The tables were turned today as disappointing economic data from the US overshadowed better-than-expected demand for bonds sold by struggling euro-zone nations Spain and Italy.
Reports showing that US retail sales rose less than expected in December and that jobless claims climbed more than expected last week weighed on Wall Street.
"The question that has been haunting the market for some time is the underlying strength of the US economy. Although we have had some strong numbers recently, today's numbers were less than expected, disappointing the market," Quincy Krosby, chief market strategist for Prudential Securities, told Reuters.
In afternoon trading in New York, the Dow Jones Industrial Average fell 0.16 percent and the Standard & Poor's 500 Index edged 0.06 percent lower. The Nasdaq Composite Index bucked the trend, up 0.17 percent. Europe's Stoxx 600 Index closed 0.2 percent lower for the day.
Also weighing on the market was Chevron. The stock fell more than 2 percent after the second-biggest American oil company reported fourth-quarter profit was “significantly below” third-quarter results.
Today's data put a slight dent in the recent image of resilience in the world's largest economy.
US retail sales increased 0.1 percent in December, falling short of the 0.3 percent gain forecast in a Bloomberg survey of economists. Jobless claims rose 24,000 to 399,000 in the week ended January 7, compared with a median estimate of 375,000 in a Bloomberg survey.
"The labour market is improving but as seen today, the pace will continue to be extremely lumpy and possibly tenuous if Europe's recession deepens," Peter Boockvar, equity strategist at Miller Tabak & Co in New York, told Reuters.
However, the news from Europe today was positive by and large with successful debt auctions by Spain and Italy. Spain sold 10 billion euros of bonds, twice the target for the sale, while Italy sold 12 billion euros of bills, showing that the European Central Bank's efforts to boost liquidity are easing the strain of refinancing their debt.
The spread between the yields on Spanish and German benchmark bonds narrowed to about 339 basis points from more than 354 basis points at Wednesday's close, while the 10-year yield spread between Italian and German bonds fell below 500 basis points for the first time this year, according to Reuters.

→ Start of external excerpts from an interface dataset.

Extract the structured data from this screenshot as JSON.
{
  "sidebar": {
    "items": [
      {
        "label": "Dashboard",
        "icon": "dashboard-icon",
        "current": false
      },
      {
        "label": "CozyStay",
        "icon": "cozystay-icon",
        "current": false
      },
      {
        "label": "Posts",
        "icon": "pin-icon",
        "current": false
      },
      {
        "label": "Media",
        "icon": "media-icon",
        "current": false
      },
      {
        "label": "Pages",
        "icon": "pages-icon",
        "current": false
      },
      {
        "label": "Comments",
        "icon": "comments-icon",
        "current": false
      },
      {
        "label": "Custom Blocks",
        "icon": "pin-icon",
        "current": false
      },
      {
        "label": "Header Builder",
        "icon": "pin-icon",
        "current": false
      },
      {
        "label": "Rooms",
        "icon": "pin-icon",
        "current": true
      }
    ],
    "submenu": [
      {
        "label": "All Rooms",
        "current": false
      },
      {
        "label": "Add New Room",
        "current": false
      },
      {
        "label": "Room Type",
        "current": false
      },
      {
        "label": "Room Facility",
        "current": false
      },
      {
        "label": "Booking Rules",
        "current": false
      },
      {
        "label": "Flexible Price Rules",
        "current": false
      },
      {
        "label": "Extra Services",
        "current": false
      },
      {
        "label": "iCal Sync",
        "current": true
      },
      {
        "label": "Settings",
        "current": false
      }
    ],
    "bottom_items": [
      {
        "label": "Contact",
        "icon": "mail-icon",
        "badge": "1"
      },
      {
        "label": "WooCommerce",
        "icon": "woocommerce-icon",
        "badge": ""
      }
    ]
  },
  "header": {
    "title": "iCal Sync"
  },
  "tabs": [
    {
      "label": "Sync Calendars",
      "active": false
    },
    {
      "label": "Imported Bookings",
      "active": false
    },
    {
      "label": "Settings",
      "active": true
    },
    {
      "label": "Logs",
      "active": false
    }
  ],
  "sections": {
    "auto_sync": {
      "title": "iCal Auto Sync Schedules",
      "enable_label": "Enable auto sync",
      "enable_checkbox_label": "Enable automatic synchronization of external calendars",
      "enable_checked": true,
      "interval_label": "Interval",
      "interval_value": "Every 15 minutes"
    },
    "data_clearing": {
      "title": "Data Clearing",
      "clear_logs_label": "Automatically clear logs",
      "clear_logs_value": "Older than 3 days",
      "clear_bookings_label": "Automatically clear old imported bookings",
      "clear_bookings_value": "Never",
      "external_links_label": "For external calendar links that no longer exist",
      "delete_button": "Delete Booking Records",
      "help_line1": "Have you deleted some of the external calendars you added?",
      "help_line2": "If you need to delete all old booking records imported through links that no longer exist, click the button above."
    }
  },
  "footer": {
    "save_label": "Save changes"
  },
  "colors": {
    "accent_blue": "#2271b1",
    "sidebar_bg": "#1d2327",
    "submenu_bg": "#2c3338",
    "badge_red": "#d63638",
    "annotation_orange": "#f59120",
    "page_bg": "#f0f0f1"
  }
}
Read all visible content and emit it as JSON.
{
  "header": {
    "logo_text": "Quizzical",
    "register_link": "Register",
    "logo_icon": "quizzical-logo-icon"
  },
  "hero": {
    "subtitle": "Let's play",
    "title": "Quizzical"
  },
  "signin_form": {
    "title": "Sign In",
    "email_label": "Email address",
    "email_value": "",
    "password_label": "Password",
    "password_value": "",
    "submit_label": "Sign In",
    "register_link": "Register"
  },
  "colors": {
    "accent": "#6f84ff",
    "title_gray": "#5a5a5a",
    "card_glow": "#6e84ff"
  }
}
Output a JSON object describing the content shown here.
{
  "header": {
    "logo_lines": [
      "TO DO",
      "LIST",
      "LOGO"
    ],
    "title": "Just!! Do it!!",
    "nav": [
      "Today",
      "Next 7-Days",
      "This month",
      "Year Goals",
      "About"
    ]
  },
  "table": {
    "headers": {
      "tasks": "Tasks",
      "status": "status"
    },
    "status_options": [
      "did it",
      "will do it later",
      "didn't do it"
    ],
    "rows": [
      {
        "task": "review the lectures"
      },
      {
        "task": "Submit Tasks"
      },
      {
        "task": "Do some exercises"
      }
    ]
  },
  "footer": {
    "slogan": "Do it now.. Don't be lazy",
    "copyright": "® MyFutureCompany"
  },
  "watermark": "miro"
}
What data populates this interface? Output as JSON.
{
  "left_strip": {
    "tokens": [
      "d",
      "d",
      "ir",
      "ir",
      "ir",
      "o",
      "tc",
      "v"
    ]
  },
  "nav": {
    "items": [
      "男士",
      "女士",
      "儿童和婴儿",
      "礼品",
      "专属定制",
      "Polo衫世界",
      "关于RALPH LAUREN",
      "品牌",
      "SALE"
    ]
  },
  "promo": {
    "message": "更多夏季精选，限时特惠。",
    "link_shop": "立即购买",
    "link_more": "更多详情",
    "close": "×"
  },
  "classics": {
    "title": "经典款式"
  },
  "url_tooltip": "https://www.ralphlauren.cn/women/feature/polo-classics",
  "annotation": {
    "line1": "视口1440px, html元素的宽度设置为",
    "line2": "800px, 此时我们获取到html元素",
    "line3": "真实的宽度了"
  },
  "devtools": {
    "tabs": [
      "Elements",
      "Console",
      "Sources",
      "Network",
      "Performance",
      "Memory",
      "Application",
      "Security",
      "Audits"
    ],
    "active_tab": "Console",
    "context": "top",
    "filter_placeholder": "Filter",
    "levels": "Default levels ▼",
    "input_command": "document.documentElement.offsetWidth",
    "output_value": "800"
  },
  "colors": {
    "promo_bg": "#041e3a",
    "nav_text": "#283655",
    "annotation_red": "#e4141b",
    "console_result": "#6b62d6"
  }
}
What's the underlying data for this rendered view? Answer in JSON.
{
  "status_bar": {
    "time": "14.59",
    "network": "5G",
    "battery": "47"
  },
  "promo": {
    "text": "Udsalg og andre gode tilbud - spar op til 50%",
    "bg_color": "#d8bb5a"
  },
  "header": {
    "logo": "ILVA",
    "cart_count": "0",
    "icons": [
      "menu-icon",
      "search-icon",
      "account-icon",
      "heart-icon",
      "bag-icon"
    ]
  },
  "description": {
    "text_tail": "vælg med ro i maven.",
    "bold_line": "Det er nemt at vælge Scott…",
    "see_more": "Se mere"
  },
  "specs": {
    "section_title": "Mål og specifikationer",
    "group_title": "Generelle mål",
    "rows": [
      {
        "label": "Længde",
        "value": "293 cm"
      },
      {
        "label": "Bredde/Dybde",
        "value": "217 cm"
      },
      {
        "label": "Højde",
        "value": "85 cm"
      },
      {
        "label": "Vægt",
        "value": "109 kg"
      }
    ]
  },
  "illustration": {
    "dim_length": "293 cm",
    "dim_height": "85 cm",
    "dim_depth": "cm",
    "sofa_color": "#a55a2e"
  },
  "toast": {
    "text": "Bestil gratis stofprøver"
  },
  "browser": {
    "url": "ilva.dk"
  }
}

"Basically the only reason this has been taken down so well is abundant ECB liquidity and with another one coming up in February, just for now the market seems very complacent," Michael Leister, strategist at DZ Bank in Frankfurt, told Reuters.
The euro got a lift, last up 0.9 percent against the greenback, after ECB president Mario Draghi said the bank had avoided a credit crunch and that there were signs the economy was stabilising. Europe's central bank kept its key interest rate at 1 percent.
“According to some recent survey indicators, there are tentative signs of stabilisation of economic activity at low levels,” Draghi said in Frankfurt.
In the UK, the Bank of England kept its benchmark interest rate at 0.5 percent and its asset-purchase plan at 275 billion pounds (US$422 billion).
“There are significant cross currents,” Michael Mullaney, who helps manage US$9.5 billion at Fiduciary Trust in Boston, told Bloomberg.
“Lower borrowing costs will help in the refinancing that’s due in the next few months in the euroland in general. Still, they’ve got to spur growth to get things going. In the US, today’s economic numbers were weaker than anticipated. The market has had a nice run here. Sentiment has gotten more bullish, which makes me nervous.”